Timing is a big part of why Celine Danhier's documentary on Manhattan's pre-Giuliani art/music/cinema scene is so fascinating. The best time to watch this documentary is now. What is happening right now? Wall Street is crashing. Wall Street is losing its grip on global power. Wall Street will eventually be replaced by Shanghai. Manhattan is in the twilight of its 25-year rule over every thinkable financial matter. Before Manhattan became Wall Street, however, it was a soft city, a place that had lots of room for poor artists. Blank City is about this lost soft city—the first city of Sonic Youth, Deborah Harry, Jim Jarmusch, Charlie Ahearn, Jean-Michel Basquiat, John Lurie, and many others.

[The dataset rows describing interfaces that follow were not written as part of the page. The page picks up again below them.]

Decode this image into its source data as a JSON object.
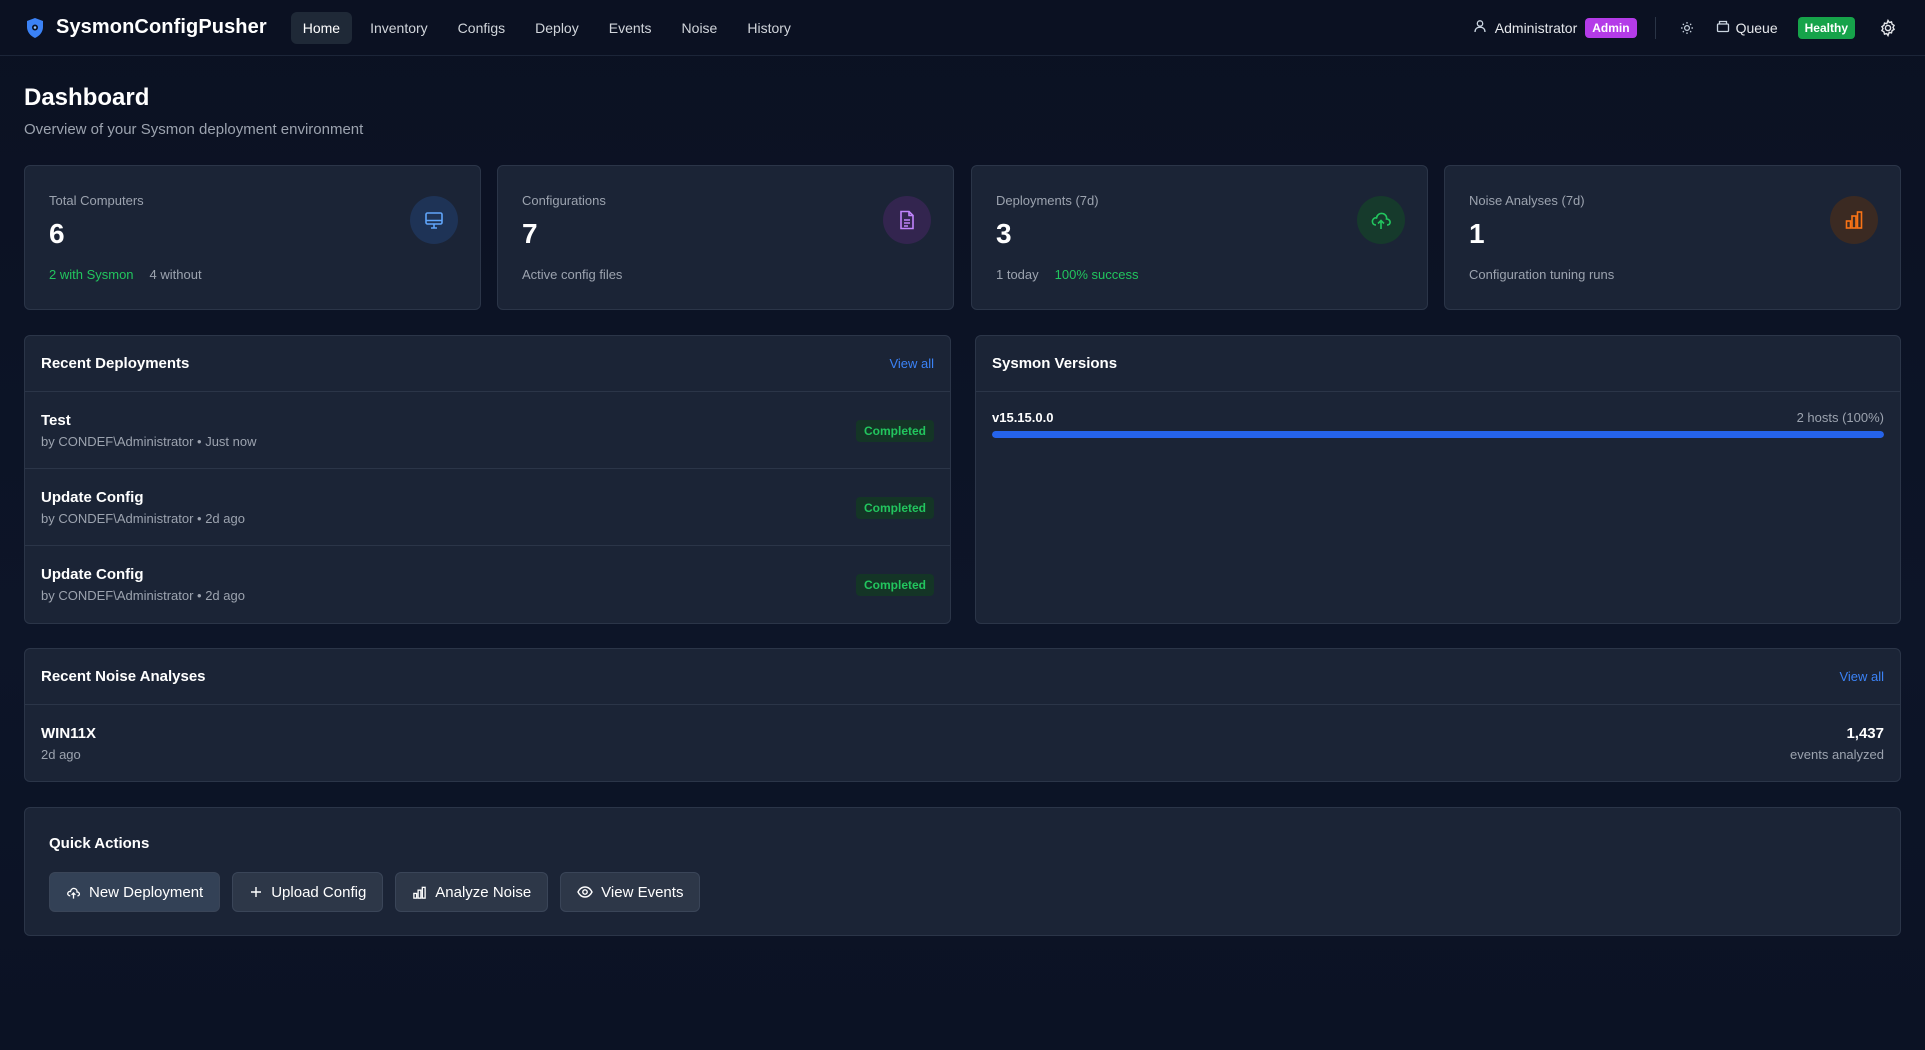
{
  "app": {
    "name": "SysmonConfigPusher",
    "nav": [
      "Home",
      "Inventory",
      "Configs",
      "Deploy",
      "Events",
      "Noise",
      "History"
    ],
    "active_nav": "Home",
    "user": "Administrator",
    "role_badge": "Admin",
    "queue_label": "Queue",
    "health_badge": "Healthy"
  },
  "page": {
    "title": "Dashboard",
    "subtitle": "Overview of your Sysmon deployment environment"
  },
  "stats": [
    {
      "label": "Total Computers",
      "value": "6",
      "foot": [
        "2 with Sysmon",
        "4 without"
      ],
      "icon": "monitor-icon",
      "color": "#60a5fa"
    },
    {
      "label": "Configurations",
      "value": "7",
      "foot": [
        "Active config files"
      ],
      "icon": "file-icon",
      "color": "#c084fc"
    },
    {
      "label": "Deployments (7d)",
      "value": "3",
      "foot": [
        "1 today",
        "100% success"
      ],
      "icon": "upload-cloud-icon",
      "color": "#22c55e"
    },
    {
      "label": "Noise Analyses (7d)",
      "value": "1",
      "foot": [
        "Configuration tuning runs"
      ],
      "icon": "bar-chart-icon",
      "color": "#f97316"
    }
  ],
  "recent_deployments": {
    "title": "Recent Deployments",
    "view_all": "View all",
    "items": [
      {
        "name": "Test",
        "meta": "by CONDEF\\Administrator • Just now",
        "status": "Completed"
      },
      {
        "name": "Update Config",
        "meta": "by CONDEF\\Administrator • 2d ago",
        "status": "Completed"
      },
      {
        "name": "Update Config",
        "meta": "by CONDEF\\Administrator • 2d ago",
        "status": "Completed"
      }
    ]
  },
  "sysmon_versions": {
    "title": "Sysmon Versions",
    "items": [
      {
        "version": "v15.15.0.0",
        "count": "2 hosts (100%)",
        "fraction": 1.0
      }
    ]
  },
  "recent_noise": {
    "title": "Recent Noise Analyses",
    "view_all": "View all",
    "items": [
      {
        "host": "WIN11X",
        "time": "2d ago",
        "count": "1,437",
        "unit": "events analyzed"
      }
    ]
  },
  "quick_actions": {
    "title": "Quick Actions",
    "buttons": [
      {
        "label": "New Deployment",
        "icon": "upload-cloud-icon"
      },
      {
        "label": "Upload Config",
        "icon": "plus-icon"
      },
      {
        "label": "Analyze Noise",
        "icon": "bar-chart-icon"
      },
      {
        "label": "View Events",
        "icon": "eye-icon"
      }
    ]
  }
}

The period of time roughly covered in the doc is between 1977 and 1988. By 1989, Manhattan is well on its way to becoming what the Marxist geographer David Harvey once described as "a gated community for the rich." This transformation is completed in 1995. Gone from Manhattan are the no-budget films, the dingy punk clubs, and the makeshift galleries and theaters of the No Wave, as the mood of that moment was called. Also gone is the raw and penniless hiphop culture captured in Charlie Ahearn's film Wild Style. By the mid-'90s, hiphop, like the larger art and music scene, is a big business. Because we are all becoming poor again, it's a great time see a film about artists who managed to create all sorts of things without money.
Northwest Film Forum, Fri–Tues 7, 9 pm.